THE Federal Government was considering funding a large rail line to open up Central Queensland to further mining development, but the scheme was abandoned after Malcolm Turnbull was rolled as prime minister.
Negotiations for the Australian Rail Track Corporation to build Queensland’s first standard-gauge rail line would have seen the Federal Government take over Adani’s original rail proposal to ensure it could be expanded and accessed by future mines.
Mr Turnbull held highlevel talks with ministers including Finance Minister Mathias Cormann, Deputy PM Michael Mccormack and the then assistant to the Deputy PM Keith Pitt. The former PM had not agreed to the push, which came from Nationals and the Queensland Liberal National Party, but had not rejected it either, the Courier Mail has confirmed.
Executives from Adani, GVK and Waratah Coal were aware of the negotiations.

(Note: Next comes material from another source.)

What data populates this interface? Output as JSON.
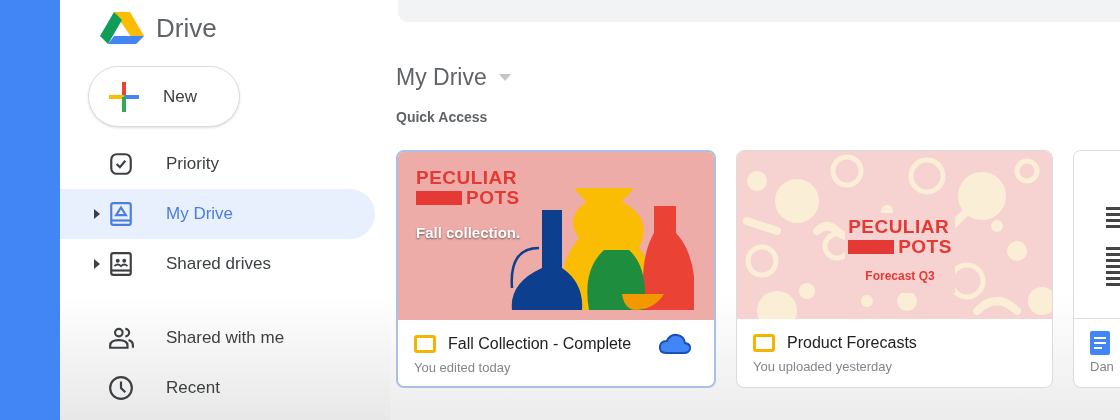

Mr Mccormack privately told some LNP MPS the scheme would go ahead after it was raised in resolutions to the party’s state convention and Nationals federal conference last year. The talks were discontinued after Scott Morrison became PM and Adani later went ahead with a plan to fund its own narrow-gauge rail line that has a more limited capacity.
Mr Mccormack said the Government had been approached by people “associated with the Adani mine project about potential new infrastructure projects in the region” in the past, but added “there are no related projects under formal consideration at this time”.
Mr Pitt, one of the key players in the talks, said the plan for the “ARTC to develop a multi-user railway” should still be on the table.
“If there was a way to provide an efficient, cost-effective, profitable multi-user railway that would enable the Galilee Basin, then the Federal Government should be considering all options,” Mr Pitt said.
An Adani spokeswoman said the miner would not comment on earlier proposals and the company was now committed to “building a 200km narrow-gauge rail line that will connect the mine site to the existing rail network”.
Opposition Leader Bill Shorten yesterday expressed doubt about whether the Adani mine would go ahead.
“The number of people who are to be employed in this coalmine has dropped from 10,000 to just over 1000,” he said. “I will believe it when I see it.”